  4. ^ "Once Upon a Primetime listing" Archived January 4, 2010, at the Wayback Machine. Retrieved April 2, 2010.
  5. ^ Manus, Willard (August 8, 2000). "Neurotic Young Urbanites Premiere Paddle at L.A.'s Celebration" Archived June 5, 2011, at the Wayback Machine. Playbill.
  6. ^ Gans, Andrew (February 20, 2003). "Murney, Butz, Testa Plus Mom Newman Celebrate Amanda Green's New CD at March 17 Concert" Archived June 5, 2011, at the Wayback Machine. Playbill.
  7. ^ Gans, Andrew (July 18, 2003). "Nancy Opel to Star in Amanda Green Musical, For the Love of Tiffany" Archived June 5, 2011, at the Wayback Machine. Playbill.
  8. ^ Gans, Andrew (June 14, 2004). "Newman and Green to Premiere Bernstein, Comden and Green July 3" Archived June 5, 2011, at the Wayback Machine. Playbill.
  9. ^ BWW News Desk. "Amanda Green Plays Feinstein's, 11/1". BroadwayWorld, October 21, 2009.

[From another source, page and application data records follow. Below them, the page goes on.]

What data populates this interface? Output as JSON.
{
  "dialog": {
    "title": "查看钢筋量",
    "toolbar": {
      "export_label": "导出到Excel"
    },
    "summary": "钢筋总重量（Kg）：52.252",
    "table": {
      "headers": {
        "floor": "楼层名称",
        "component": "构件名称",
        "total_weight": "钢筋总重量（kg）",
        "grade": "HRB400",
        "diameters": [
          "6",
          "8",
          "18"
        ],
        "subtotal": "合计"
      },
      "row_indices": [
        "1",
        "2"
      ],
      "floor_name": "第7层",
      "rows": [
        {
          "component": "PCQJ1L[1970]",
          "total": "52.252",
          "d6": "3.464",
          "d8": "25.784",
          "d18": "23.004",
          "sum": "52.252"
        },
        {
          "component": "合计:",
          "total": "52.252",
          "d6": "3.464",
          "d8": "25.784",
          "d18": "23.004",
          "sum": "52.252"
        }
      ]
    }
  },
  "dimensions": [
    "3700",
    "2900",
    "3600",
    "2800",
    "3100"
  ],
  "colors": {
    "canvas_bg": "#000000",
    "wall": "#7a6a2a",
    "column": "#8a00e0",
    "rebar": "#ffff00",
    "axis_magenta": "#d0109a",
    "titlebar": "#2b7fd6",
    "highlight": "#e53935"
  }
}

  10. ^ Brantley, Ben (December 8, 2006), "Lost at the Record Store" (review), The New York Times.
  11. ^ "Bring It On" listing Archived March 7, 2010, at the Wayback Machine. Retrieved April 3, 2010.
  12. ^ Jones, Kenneth; Hetrick, Adam (January 16, 2011). "Something to Cheer About: Bring It On: The Musical Begins Atlanta Run Jan. 16 After Ice Delay" Archived February 2, 2011, at the Wayback Machine. Playbill
  13. ^ "Burn That Bridge Every Time Played -".
  14. ^ Gioia, Michael; Jones, Kenneth (April 8, 2013). "Hands on a Hardbody Will Close April 13" Archived April 12, 2013, at the Wayback Machine. Playbill.
  15. ^ "America Theatre Wing".
  16. ^ Cerasaro, Pat (September 26, 2013). "InDepth InterView: Amanda Green Talks Birdland Show, HANDS ON a HARDBODY, BRING IT ON!, Broadway Memories & More". BroadwayWorld.
  17. ^ Harms, Talaura (April 12, 2021). "In the News: Amanda Green Elected First Woman President of Dramatists Guild, Idina Menzel's Back in Her Treehouse".
  18. ^ Landes, Jennifer (June 9, 2022). "A Tony Nod for Amanda Green". The East Hampton Star. Retrieved July 29, 2022.

External links edit